  • Unlike subduction zones, which create explosive volcanoes, diverging plates create volcanoes that ooze lava gently. For this to happen above the ocean surface is rare. Mantle Transform fault Central canyon Ocean plate Ridges are lower and older away from the centre
  • As molten rock wells up from a ridge and freezes, its magnetic material sets in a certain way to line up with the Earth’s magnetic field. Because the field reverses every now and then, bands of material set in alternate directions. This means that scientists can see how the sea floor has spread in the past.
  • Rates of sea floor spreading vary from 1 cm to 20 cm a year. Slow-spreading ridges such as the Mid-Atlantic Ridge are much higher, with seamounts often topping the ridge. Fast-spreading ridges such as the East Pacific Rise are lower, and magma oozes from these just like surface fissure volcanoes.

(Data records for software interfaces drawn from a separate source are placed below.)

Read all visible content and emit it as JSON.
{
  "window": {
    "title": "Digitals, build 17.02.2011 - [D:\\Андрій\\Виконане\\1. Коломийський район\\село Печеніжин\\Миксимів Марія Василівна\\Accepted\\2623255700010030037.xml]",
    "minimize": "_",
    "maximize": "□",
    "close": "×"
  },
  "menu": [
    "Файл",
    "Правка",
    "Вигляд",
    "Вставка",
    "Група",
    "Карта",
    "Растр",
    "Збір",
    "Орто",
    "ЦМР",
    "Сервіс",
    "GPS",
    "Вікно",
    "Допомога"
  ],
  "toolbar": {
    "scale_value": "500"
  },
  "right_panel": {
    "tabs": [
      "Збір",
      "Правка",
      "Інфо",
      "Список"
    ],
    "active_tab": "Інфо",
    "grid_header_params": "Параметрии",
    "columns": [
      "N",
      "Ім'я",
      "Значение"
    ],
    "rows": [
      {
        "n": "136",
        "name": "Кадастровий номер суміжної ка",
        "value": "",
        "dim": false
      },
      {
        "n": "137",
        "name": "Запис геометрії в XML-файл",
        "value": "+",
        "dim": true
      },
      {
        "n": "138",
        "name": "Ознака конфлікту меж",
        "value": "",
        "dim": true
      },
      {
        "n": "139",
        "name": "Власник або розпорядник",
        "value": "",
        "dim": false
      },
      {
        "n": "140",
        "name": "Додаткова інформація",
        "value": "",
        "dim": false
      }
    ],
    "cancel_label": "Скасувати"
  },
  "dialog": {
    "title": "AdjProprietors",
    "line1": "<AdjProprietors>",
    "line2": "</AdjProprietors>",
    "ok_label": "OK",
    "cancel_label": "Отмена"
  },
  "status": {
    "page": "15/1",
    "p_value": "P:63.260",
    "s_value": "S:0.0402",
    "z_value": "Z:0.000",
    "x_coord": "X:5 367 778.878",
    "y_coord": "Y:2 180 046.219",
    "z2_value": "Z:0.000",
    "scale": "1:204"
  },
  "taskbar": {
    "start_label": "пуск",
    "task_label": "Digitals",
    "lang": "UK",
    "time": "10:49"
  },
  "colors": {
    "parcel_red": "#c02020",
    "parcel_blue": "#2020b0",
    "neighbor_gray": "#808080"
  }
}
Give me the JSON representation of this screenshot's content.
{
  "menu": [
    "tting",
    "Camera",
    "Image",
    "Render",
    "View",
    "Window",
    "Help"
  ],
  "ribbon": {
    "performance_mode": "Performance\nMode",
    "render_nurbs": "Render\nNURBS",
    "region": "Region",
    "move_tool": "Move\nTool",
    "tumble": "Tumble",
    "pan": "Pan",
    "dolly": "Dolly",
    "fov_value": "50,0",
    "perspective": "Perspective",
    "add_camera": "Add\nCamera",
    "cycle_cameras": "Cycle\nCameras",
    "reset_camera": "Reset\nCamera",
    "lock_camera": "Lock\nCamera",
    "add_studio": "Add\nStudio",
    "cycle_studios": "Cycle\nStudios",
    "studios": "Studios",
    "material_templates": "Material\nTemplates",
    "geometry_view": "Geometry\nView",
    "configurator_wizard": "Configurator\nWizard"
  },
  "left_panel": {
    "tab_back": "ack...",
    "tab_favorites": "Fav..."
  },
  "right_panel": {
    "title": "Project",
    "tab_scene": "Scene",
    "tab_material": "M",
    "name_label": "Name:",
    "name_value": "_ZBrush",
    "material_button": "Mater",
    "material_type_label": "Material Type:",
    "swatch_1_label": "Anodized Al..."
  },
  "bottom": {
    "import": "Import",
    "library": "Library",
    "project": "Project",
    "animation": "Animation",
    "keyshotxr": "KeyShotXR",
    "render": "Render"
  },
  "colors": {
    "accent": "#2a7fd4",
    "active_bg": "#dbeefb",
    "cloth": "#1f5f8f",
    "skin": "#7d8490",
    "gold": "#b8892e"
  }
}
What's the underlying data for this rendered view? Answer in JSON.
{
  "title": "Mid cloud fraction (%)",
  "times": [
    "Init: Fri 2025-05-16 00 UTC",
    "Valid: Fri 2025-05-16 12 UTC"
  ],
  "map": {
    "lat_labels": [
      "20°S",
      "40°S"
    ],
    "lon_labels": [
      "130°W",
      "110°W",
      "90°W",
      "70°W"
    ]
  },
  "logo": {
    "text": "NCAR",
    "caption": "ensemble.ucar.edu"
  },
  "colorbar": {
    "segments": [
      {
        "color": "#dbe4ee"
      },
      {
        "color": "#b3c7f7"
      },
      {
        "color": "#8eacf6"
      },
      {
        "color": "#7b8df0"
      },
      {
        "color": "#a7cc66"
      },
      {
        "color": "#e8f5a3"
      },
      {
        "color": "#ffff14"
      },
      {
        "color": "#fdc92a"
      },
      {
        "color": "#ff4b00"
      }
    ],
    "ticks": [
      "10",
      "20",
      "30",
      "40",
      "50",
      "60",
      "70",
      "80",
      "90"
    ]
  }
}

  • Magma bubbling up through a mid-ocean ridge emerges as hot lava. As it comes into contact with seawater it freezes into blobs, pillow lava.
  • Mid-ocean ridges may begin where a mantle plume (see hot-spot volcanoes) rises through the mantle and melts through the sea-bed.
  • This is a cross-section of the top 50 km or so of the Earth’s surface. It shows where the sea floor is spreading away from the mid-ocean ridge. Mid-ocean ridge Magma erupts through the gap as lava solidifies into new sea floor .
  • About 10 cubic km of new crust is created at the mid-ocean ridges every year.